Work request: Go through the records and copy each line where the word "المشاريع" occurs.

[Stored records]
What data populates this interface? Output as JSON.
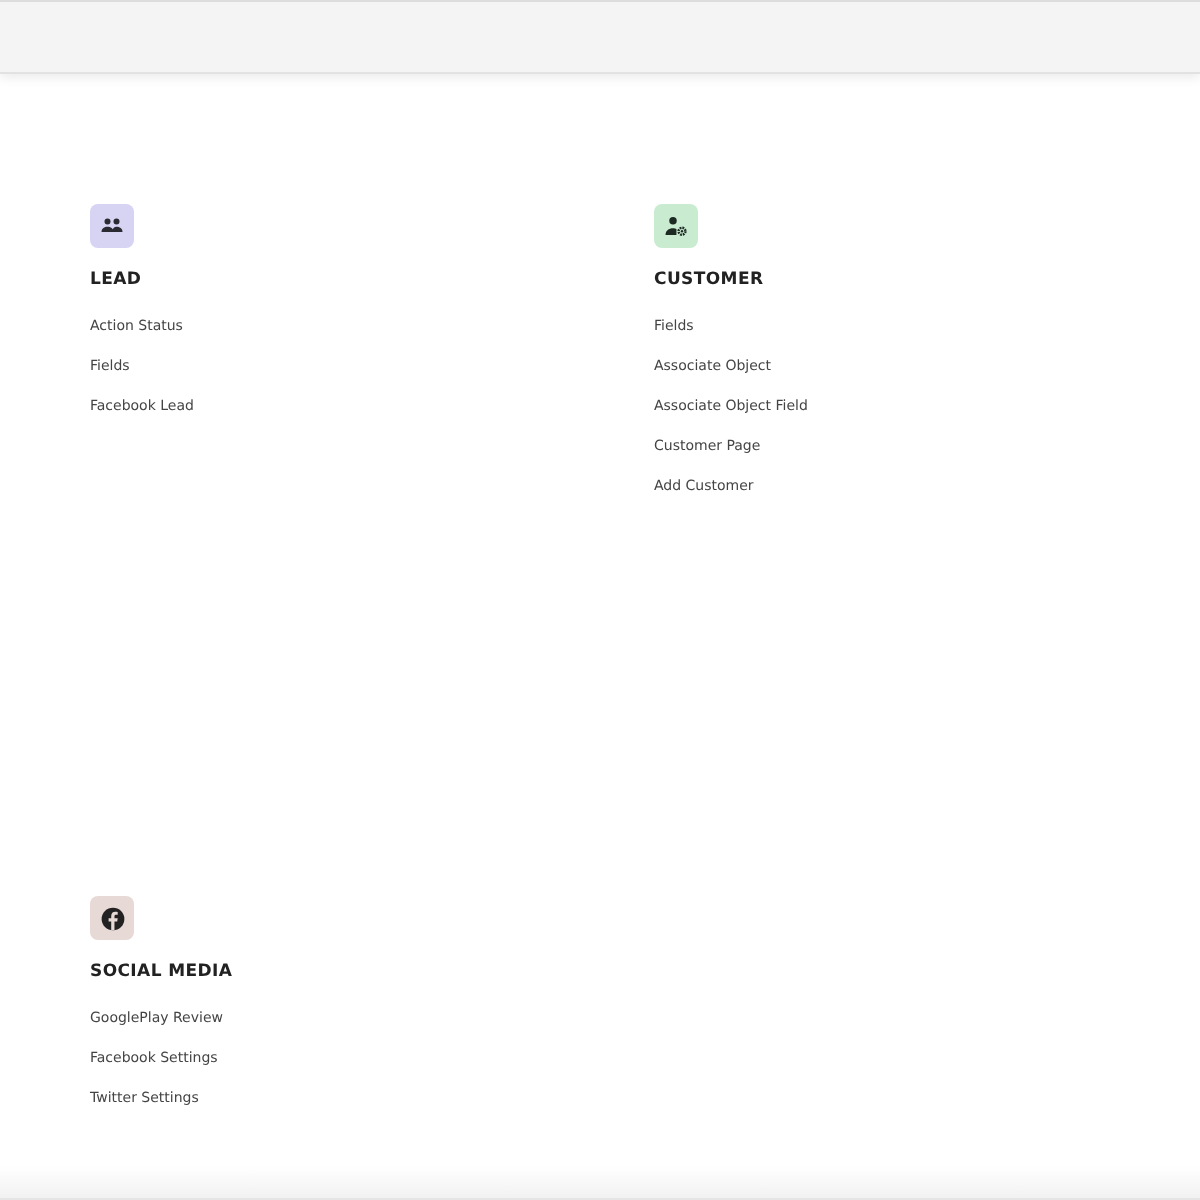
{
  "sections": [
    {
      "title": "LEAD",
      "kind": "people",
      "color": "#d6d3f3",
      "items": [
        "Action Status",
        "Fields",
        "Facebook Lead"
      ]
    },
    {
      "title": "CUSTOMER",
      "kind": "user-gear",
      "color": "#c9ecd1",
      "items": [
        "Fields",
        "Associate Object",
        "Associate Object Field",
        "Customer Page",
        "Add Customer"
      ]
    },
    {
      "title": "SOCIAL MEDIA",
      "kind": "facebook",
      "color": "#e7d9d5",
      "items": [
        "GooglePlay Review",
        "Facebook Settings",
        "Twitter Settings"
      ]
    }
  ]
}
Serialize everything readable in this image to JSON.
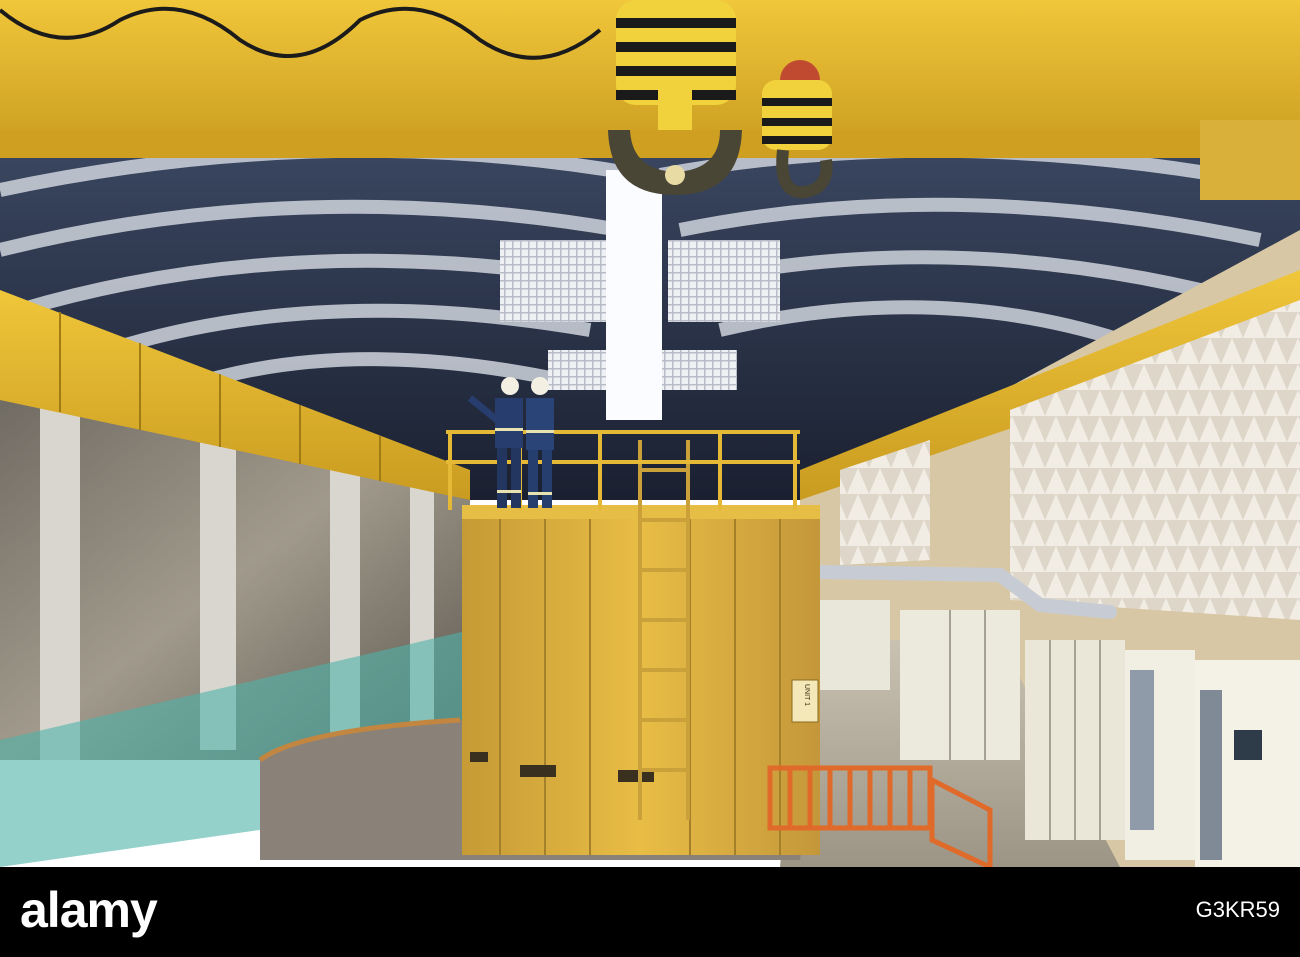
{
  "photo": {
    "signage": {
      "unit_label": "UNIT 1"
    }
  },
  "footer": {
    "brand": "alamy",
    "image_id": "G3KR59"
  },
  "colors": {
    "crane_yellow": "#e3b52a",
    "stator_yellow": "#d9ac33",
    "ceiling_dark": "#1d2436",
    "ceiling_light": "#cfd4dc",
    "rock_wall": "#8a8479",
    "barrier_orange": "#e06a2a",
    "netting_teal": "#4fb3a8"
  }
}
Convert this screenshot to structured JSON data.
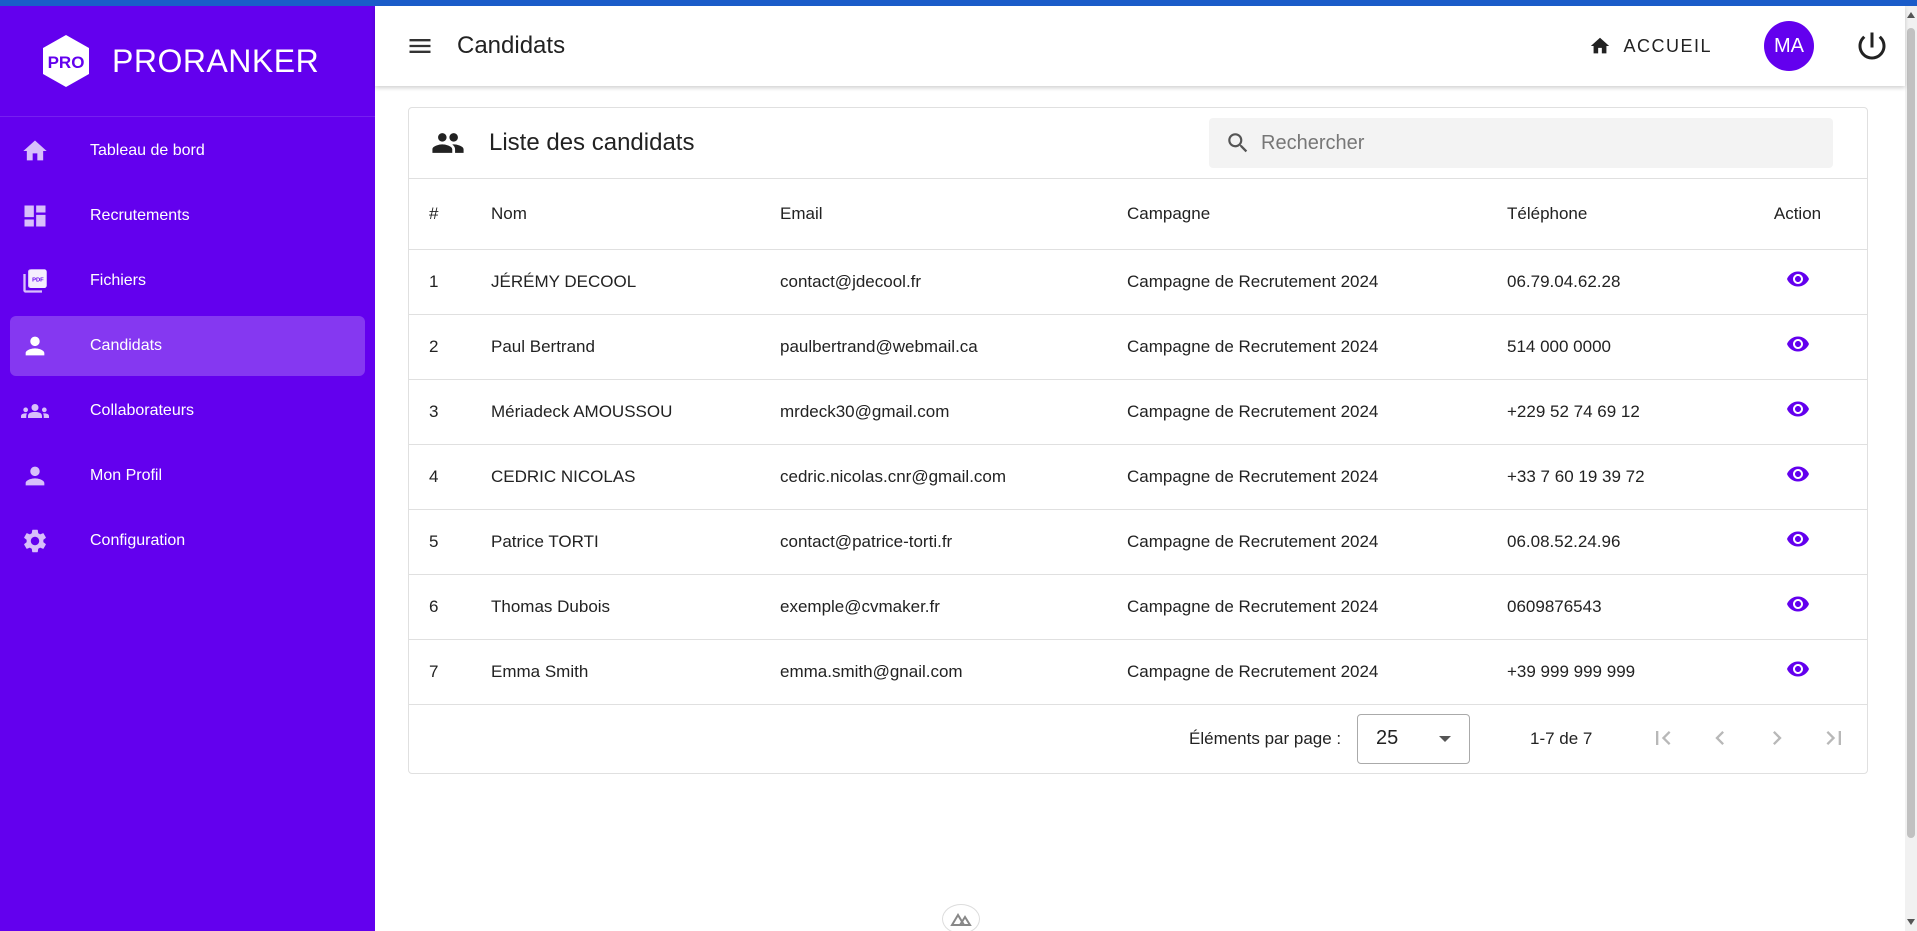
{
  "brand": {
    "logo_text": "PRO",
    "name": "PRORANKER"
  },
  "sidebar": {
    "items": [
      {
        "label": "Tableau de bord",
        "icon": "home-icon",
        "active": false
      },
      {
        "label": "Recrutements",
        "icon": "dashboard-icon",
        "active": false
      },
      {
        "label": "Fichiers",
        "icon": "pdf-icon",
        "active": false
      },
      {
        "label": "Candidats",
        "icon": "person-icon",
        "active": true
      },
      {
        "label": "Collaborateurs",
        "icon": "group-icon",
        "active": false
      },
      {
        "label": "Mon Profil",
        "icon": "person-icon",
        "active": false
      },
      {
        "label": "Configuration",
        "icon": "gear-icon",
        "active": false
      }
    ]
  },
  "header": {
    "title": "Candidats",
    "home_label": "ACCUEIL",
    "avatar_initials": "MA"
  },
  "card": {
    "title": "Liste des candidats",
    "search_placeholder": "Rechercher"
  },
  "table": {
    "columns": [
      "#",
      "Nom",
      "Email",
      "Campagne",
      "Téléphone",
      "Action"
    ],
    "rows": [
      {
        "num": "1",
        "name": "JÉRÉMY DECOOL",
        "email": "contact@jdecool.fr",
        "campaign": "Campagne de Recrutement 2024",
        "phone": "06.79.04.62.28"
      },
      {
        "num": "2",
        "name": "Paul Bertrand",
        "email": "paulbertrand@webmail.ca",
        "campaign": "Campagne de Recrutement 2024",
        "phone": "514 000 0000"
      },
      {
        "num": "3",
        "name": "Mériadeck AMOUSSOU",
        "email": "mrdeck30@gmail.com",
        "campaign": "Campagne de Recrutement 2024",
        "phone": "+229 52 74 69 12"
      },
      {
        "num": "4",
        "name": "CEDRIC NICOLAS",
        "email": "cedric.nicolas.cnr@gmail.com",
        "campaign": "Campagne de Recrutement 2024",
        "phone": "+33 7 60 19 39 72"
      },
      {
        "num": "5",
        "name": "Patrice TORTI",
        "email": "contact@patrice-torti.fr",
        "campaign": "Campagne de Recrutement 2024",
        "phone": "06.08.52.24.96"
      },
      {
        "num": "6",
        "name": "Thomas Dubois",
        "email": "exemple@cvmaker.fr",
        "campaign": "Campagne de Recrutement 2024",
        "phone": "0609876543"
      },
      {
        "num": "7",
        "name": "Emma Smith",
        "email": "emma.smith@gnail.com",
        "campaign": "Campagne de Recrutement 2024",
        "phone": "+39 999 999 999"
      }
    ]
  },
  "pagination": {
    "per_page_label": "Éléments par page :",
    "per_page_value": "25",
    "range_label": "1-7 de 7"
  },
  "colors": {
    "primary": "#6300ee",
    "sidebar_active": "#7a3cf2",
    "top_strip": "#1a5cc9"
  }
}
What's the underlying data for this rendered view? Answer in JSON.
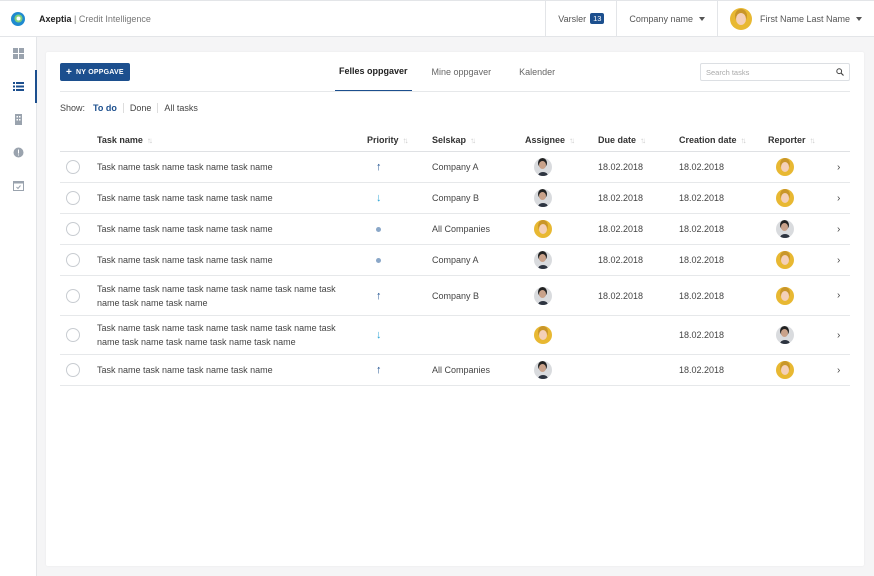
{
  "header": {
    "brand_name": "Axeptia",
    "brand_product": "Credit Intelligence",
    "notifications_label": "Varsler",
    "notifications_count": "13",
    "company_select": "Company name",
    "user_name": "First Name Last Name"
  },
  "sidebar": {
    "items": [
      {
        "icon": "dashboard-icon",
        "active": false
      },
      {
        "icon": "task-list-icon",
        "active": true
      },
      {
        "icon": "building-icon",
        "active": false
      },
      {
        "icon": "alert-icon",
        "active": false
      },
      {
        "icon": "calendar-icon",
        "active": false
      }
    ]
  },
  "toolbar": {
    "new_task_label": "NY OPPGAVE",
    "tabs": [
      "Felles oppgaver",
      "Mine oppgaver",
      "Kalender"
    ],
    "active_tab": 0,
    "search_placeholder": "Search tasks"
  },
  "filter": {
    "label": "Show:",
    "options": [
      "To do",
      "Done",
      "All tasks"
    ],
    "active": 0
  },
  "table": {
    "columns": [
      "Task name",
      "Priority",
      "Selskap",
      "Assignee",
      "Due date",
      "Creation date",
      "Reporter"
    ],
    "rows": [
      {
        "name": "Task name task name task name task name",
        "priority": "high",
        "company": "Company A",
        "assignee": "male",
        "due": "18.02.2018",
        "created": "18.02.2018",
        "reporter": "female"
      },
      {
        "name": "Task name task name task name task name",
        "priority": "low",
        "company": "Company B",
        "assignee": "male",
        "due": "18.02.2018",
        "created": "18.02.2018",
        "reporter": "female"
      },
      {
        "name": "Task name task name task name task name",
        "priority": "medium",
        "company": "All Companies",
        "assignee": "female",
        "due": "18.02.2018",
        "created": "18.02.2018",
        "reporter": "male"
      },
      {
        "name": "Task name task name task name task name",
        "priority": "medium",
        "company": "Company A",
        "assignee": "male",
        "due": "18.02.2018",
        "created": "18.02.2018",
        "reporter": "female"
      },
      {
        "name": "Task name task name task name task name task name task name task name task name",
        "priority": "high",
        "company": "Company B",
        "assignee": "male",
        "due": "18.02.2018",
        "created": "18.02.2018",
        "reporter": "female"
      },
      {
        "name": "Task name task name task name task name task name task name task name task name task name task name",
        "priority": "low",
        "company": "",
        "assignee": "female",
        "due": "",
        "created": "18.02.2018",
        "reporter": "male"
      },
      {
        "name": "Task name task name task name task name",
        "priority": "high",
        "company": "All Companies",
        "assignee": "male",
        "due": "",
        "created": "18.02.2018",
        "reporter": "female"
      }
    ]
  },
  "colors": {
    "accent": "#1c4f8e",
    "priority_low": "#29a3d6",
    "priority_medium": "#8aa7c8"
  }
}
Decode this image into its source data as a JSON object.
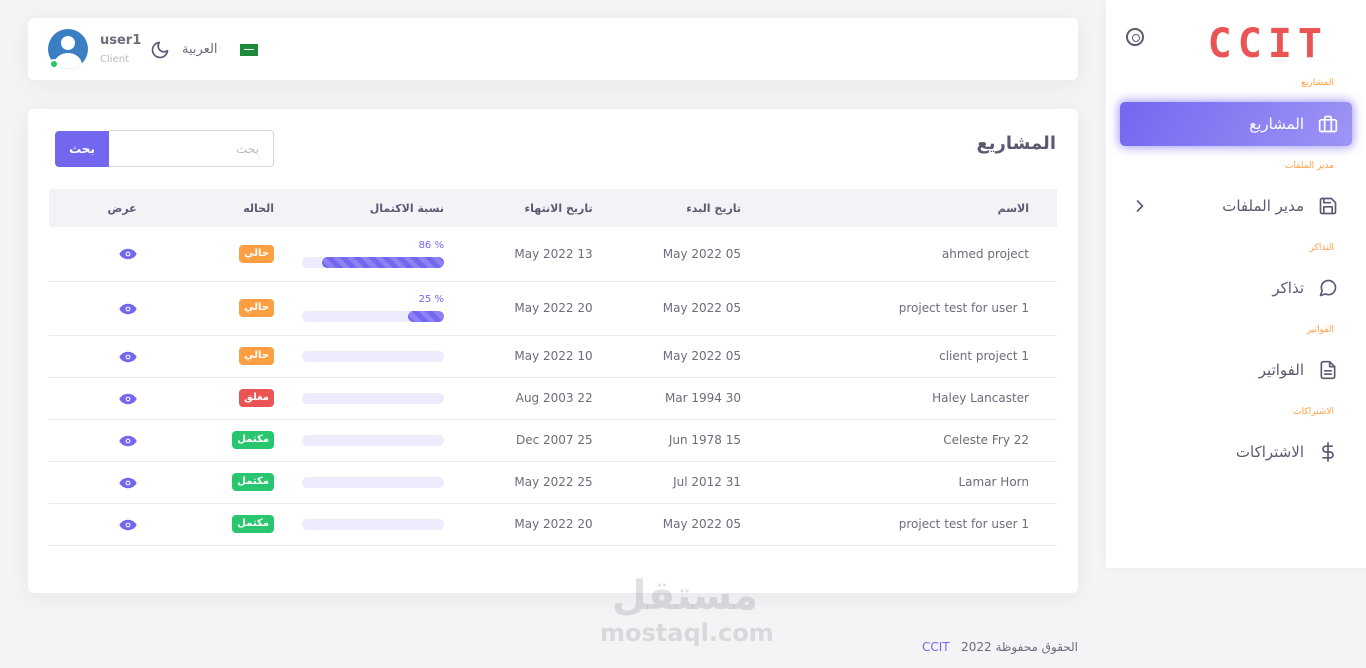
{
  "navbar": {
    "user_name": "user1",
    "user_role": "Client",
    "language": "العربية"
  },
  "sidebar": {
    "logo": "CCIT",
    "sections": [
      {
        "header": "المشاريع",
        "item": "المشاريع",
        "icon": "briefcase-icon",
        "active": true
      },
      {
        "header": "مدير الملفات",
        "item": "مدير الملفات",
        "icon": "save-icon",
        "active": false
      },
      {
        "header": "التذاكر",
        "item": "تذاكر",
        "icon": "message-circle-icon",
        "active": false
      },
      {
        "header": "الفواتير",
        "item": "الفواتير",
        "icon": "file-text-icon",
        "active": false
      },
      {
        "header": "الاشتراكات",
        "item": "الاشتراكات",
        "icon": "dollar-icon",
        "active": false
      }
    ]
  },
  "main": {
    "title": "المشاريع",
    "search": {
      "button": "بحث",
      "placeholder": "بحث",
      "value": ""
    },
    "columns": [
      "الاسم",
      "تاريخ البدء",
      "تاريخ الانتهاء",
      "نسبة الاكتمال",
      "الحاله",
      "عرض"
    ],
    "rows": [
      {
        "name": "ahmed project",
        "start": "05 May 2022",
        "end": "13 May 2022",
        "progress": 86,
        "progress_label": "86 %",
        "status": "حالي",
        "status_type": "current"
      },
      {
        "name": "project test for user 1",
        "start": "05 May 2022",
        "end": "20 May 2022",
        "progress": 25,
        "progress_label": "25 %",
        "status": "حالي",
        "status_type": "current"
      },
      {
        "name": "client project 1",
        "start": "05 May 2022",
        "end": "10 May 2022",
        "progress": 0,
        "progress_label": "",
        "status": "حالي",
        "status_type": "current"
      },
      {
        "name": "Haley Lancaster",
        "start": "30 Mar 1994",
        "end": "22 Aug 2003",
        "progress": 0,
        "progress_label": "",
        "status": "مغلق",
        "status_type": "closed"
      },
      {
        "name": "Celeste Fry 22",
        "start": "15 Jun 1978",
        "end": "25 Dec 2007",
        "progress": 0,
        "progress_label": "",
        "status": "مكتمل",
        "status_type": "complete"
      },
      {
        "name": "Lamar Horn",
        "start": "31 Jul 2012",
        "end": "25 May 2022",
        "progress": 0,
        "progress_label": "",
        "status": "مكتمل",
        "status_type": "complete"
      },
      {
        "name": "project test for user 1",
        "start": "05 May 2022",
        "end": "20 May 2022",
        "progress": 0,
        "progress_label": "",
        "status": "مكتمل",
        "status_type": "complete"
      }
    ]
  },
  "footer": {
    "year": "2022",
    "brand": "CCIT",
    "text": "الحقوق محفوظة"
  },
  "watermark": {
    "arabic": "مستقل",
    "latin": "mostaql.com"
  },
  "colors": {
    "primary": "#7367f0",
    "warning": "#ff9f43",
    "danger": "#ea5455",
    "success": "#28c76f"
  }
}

The completed task:
        "header": "المشاريع",
        "item": "المشاريع",
    "title": "المشاريع",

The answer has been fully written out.